The Crohn’s in Childhood Research Association (CICRA) is a national registered charity founded in 1978. CICRA’s mission is to advance knowledge of childhood inflammatory bowel disease (IBD), in particular Crohn’s disease and Ulcerative colitis, through:
- Supporting several research funding streams – which currently include Research Fellowships, PhD Studentships, Project Grants and some educational bursaries. The aim is to finance high quality, peer reviewed medical research and disseminate the results.
- Providing effective education for patients, their relatives and the public in the problems related to these disorders.
- Providing support for members, families and health care professionals through the sharing of understanding and information about IBD, facilitating communication within the membership and organising IBD family information days throughout the UK.
Why is CICRA needed?
The Crohn’s in Childhood Research Association is the national registered charity committed solely to improving the lives of children and adolescents suffering from Crohn’s disease and Ulcerative colitis, two of the most important diseases in a group of illnesses known collectively as IBD.
Childhood IBD is little known to the general public despite the fact that over the last 45 years there has been a dramatic increase in the number of children affected by this condition. Crohn’s disease and Ulcerative colitis are chronic conditions for which there is still no known cause or cure and are characterised by periods of remission and relapse. It is now estimated that there are more than 500,000 patients of all ages diagnosed with IBD across the UK and that of the newly diagnosed 25% are under 18 and 5% of those are under 5 years of age.
IBD has only been seen in children since around the mid 70s. When CICRA was formed in 1978 there were very few general paediatricians in a position to diagnose or treat these children without the help of a gastroenterologist treating adults with the condition. CICRA’s first mission therefore was to give young doctors the opportunity to train in paediatric gastroenterology. In 1982 CICRA set up the first UK Paediatric Gastroenterology Laboratory in London.
What type of research does CICRA fund?
This falls into four categories:
- 3 year Clinical/Research Fellowships
- 3 year PhD Studentships
- 1 – 2 year Project Grants
- Small bursary awards (at the discretion of the Trustees)
A Research Fellowship is a clinical/scientific training post for paediatricians in training who are seeking to specialise in paediatric gastroenterology. Many of the leading paediatric gastroenterologists in the UK have been trained through this scheme.
PhD studentships are to encourage young scientists to develop an interest in IBD whilst carrying out a 3-year research project to gain their PhD.
Project grants are for either a single project or as part of a larger ongoing project.
Bursary grants up to £400 are awarded to UK based health professionals (trainees, IBD nurses and final year medical students involved in IBD research). These awards are to assist with cost of attending scientific/medical meetings. Preference is given to those presenting their own paediatric IBD work or for attending IBD related training courses.
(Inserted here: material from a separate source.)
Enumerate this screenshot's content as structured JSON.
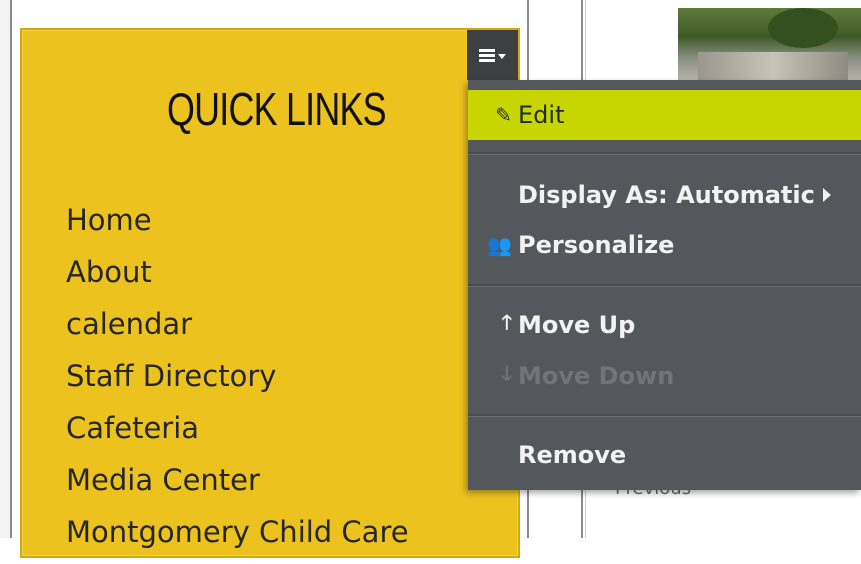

An annual £1000 bursary grant is awarded to trainee paediatric gastroenterologists towards travel to international scientific/medical meetings or as a Start-up grant for a pilot study.
How does CICRA support its research activity?
Applications for grants in the three main funding streams are advertised on an annual basis. The level of research is determined by the funds available to the Trustees and the recommendations of the CICRA Advisory Panel. CICRA keeps a reserve account to cover all grants awarded.
Who may apply for a grant?
Applications for the Fellowships are invited from any institution in the UK who has the infrastructure, ability and qualified staff to supervise the training in both clinical and scientific training in childhood IBD.
Applications for a PhD studentship are invited from any department / supervisor in the UK with suitable laboratory facilities and are qualified to supervise the three year PhD student in paediatric IBD.
Project grants are open to any UK based qualified person carrying out, or wishing to carry out, a specific line of research into IBD.
How are the awards assessed?
With the exception of the Small Bursary Awards, all applications undergo strict peer review using the CICRA Advisory Panel and external referees from this country and overseas. The CICRA Advisory Panel is made up of eminent scientists and clinicians specialising in gastroenterology. The process of grading and contact with referees and CICRA Advisors is carried out from the CICRA office with external referee comments and gradings presented to the Panel before their annual meeting. The CICRA Chair, Vice Chair or one Trustee attend the meetings to observe and answer any queries. The Chair of the Advisory Panel makes a recommendation on funding to the Board of Trustees who then make the final decision.
The Association of Medical Research Charities
CICRA is a member of the AMRC and abides by the AMRC statements on ‘University Funding’ and the ‘Position statement on the Use of Animals in Research’ (www.armc.org.uk).